Records |
————

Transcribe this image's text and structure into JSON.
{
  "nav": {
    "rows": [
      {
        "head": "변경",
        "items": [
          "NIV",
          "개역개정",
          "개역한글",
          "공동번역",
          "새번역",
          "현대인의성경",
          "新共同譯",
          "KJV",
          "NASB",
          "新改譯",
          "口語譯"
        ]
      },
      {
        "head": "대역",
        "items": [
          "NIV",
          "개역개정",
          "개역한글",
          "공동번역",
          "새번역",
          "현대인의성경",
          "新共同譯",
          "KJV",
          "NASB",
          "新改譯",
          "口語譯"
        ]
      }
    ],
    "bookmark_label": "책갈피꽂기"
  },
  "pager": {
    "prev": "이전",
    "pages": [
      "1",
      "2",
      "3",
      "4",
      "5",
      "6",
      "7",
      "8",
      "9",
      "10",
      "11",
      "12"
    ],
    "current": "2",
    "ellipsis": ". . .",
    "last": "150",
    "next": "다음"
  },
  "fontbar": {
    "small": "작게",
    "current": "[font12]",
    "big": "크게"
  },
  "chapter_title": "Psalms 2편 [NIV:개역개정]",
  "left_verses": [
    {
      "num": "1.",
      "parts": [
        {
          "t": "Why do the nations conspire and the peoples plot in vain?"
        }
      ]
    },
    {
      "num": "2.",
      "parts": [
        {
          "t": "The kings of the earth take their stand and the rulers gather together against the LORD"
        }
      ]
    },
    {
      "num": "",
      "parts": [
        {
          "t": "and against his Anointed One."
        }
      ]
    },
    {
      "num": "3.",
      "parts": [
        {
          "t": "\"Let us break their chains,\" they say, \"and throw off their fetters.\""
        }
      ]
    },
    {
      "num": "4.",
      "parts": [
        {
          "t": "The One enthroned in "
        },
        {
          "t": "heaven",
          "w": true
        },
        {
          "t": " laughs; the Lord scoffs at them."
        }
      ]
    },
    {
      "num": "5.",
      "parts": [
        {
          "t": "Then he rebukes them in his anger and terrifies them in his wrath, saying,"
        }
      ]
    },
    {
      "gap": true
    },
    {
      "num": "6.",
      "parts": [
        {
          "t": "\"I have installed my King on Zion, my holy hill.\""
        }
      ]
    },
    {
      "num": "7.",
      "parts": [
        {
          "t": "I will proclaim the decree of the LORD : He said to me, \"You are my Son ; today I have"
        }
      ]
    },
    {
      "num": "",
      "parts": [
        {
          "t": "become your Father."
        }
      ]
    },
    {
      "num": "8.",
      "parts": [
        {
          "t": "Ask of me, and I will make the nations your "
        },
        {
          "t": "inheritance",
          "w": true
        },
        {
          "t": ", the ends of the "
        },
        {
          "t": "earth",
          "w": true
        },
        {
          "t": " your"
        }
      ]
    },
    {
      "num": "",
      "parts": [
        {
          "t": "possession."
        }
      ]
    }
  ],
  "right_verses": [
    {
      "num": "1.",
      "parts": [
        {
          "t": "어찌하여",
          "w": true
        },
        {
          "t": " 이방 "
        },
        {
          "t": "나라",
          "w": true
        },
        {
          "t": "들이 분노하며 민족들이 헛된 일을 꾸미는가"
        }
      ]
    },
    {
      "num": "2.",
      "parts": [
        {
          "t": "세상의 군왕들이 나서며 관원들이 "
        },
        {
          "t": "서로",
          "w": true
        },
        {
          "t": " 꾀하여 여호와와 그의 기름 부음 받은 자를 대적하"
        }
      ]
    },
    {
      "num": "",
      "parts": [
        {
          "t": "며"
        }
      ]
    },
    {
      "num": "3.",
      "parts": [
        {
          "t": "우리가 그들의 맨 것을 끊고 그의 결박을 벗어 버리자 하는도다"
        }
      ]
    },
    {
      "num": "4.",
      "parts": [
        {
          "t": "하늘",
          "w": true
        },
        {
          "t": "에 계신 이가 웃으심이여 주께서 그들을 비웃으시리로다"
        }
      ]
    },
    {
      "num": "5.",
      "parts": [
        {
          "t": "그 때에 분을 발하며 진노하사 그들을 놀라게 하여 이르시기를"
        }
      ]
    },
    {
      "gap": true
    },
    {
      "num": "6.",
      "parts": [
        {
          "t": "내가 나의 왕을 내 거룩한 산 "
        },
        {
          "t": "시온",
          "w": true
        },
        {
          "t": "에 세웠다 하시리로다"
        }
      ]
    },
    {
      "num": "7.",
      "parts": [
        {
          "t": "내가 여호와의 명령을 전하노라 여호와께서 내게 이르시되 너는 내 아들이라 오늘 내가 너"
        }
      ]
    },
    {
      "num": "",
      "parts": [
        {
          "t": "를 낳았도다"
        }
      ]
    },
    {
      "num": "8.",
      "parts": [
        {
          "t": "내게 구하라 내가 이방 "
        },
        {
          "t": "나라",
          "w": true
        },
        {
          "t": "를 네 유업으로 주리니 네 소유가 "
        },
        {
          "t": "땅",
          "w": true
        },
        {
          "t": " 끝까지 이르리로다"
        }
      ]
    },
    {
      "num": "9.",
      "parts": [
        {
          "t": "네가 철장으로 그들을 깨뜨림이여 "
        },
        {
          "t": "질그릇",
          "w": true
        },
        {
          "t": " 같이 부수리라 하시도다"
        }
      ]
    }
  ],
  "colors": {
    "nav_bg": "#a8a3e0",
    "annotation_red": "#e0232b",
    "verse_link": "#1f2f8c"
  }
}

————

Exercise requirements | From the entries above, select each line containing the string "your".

Answer section |
          "t": "become your Father."
          "t": "Ask of me, and I will make the nations your "
          "t": " your"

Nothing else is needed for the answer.